The World Literature Committee issued several letters to try and stop the World Service Office (WSO) from publishing the altered text. A power struggled ensued. Some of the addicts who were involved in the 360,000 manhours consumed to produce the 1982 Basic Text surrendered to this new caste that had emerged to guide the Fellowship. Some left to work with other like-minded individuals and groups to promote their own ideas of Fellowship. Rapid growth during this period provided a wide base of addicts who were unfamiliar with the traditions and WSO profits from literature sales allowed the emerging caste to promote themselves as NA. They eventually formed a Corporation called Narcotics Anonymous World Services (NAWS) in the early 1990’s. Some saw a caste system as beneficial to the future of this growing fellowship and this idea was promoted by new members. By 1987 the 4th edition of the Basic Text was published, without even a mention of the 1982 publication and the idea of a Fellowship free from castes was lost.
World Service Office, Inc., Published 1983. (2)
“Desire is our only requirement…With ‘…a desire to stop using’ as the only requirement for membership, one addict is never superior to another. “
The idea that we none of us is superior to another within the fellowship is the ideal promoted in words but not actions. The direction of the Fellowship by those who controlled the production of literature was at odds with the Basic Text that was published in 1982. Strong personalities and lifestyles defined the emerging castes. New addicts are embraced as equals but trying to cross boundaries in the cliques that form could prove difficult even as individuals grew personally. The caste system that still exists in the North American Fellowship put to an end the growth by 1990 and it has never recovered.

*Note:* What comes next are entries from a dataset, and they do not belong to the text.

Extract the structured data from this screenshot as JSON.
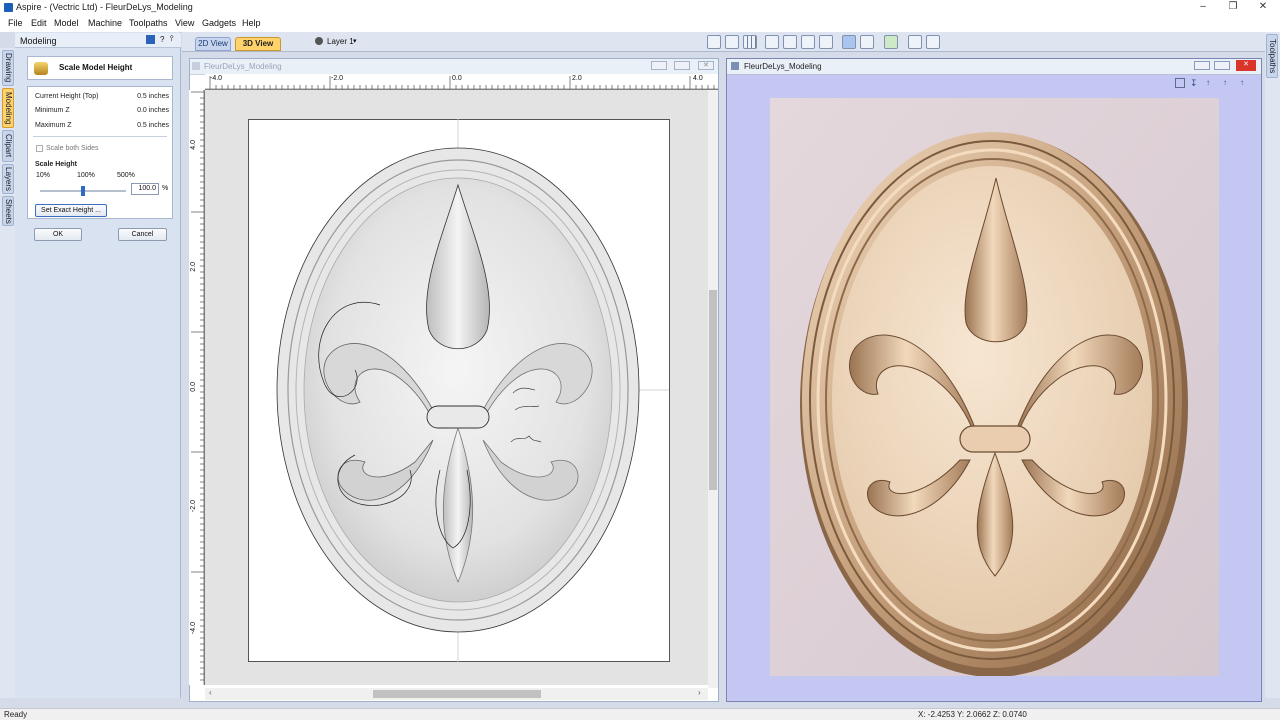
{
  "window": {
    "title": "Aspire - (Vectric Ltd) - FleurDeLys_Modeling"
  },
  "menu": [
    "File",
    "Edit",
    "Model",
    "Machine",
    "Toolpaths",
    "View",
    "Gadgets",
    "Help"
  ],
  "left_panel": {
    "header": "Modeling",
    "header_icons": [
      "?",
      "⫯"
    ],
    "vertical_tabs": [
      "Drawing",
      "Modeling",
      "Clipart",
      "Layers",
      "Sheets"
    ],
    "form": {
      "title": "Scale Model Height",
      "current_height_label": "Current Height (Top)",
      "current_height_value": "0.5 inches",
      "min_z_label": "Minimum Z",
      "min_z_value": "0.0 inches",
      "max_z_label": "Maximum Z",
      "max_z_value": "0.5 inches",
      "scale_both_sides": "Scale both Sides",
      "scale_height_label": "Scale Height",
      "slider_ticks": [
        "10%",
        "100%",
        "500%"
      ],
      "slider_value": "100.0",
      "percent": "%",
      "exact_height_button": "Set Exact Height ...",
      "ok": "OK",
      "cancel": "Cancel"
    }
  },
  "toolbar": {
    "tab_2d": "2D View",
    "tab_3d": "3D View",
    "layer": "Layer 1"
  },
  "view2d": {
    "title": "FleurDeLys_Modeling",
    "ruler_top": [
      "-4.0",
      "-2.0",
      "0.0",
      "2.0",
      "4.0"
    ],
    "ruler_left": [
      "4.0",
      "2.0",
      "0.0",
      "-2.0",
      "-4.0"
    ]
  },
  "view3d": {
    "title": "FleurDeLys_Modeling"
  },
  "right_tab": "Toolpaths",
  "status": {
    "left": "Ready",
    "coords": "X: -2.4253 Y: 2.0662 Z: 0.0740"
  }
}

This was the Fellowship that I arrived in in 2002. Unity has been a struggle where I live because of the perceptions that exist. I struggled with a desire to use the Fellowship as a social club which it was never intended to be. The castes that exist are exclusive, and not inclusive. An early sponsor warned me of the dangers of using but I persisted because being part of a caste was the only recovery I could see. I had no desire to stop using until recently. Several years ago a member with more than a decade of clean time shared with me the idea of putting a ‘dream team’ together at the area level of service for the benefit of the local Fellowship. Warning bells started to go off, and I was able to escape without using drugs. This was the beginning of a desire to stop using for me, as I realized how toxic of a culture I was immersed in. I was fortunate to find other like-minded individuals because technology has created a global Fellowship.
Today I believe that in many places, maintaining the caste system is ahead of the primary purpose of carrying a message to the still suffering addict. Holding on to personal ideas of what works erodes the unity we desperately need with people who might see things differently. Today, my desire to stop using means that I work to put aside my self-obsession with the ideas that might be important to me but not others. Unity is critically important. We say, ‘Tell us what you want to do about your problem, and how can we help”. My problem is that I want everyone to know about Narcotics Anonymous and the possibility of a new life free from the obsession and compulsion of addiction. My problem is that I want to see presentations about NA at hospitals and universities. My problem is I want a wide, diverse fellowship where anyone is free to attend and explore new ideas in an atmosphere of recovery. My problem is my doctor’s office has no information on NA. My problem is that alone there is no NA but united with you I can accomplish more than I ever thought possible.
Line Numbered, Copyright ©1982 by C.A.R.E.N.A. Publishing Co. , Library of Congress Catalog No. 83-70346 ISBN 0-912075-00-7, Page 77, Third Tradition, 2nd paragraph
Thlrd Edition 1984. Fourth Edition 1987. library of Congress Catalog No. 83-70346, ISBN 0-912075-02-3, Page 74, Third Tradition, 2nd paragraph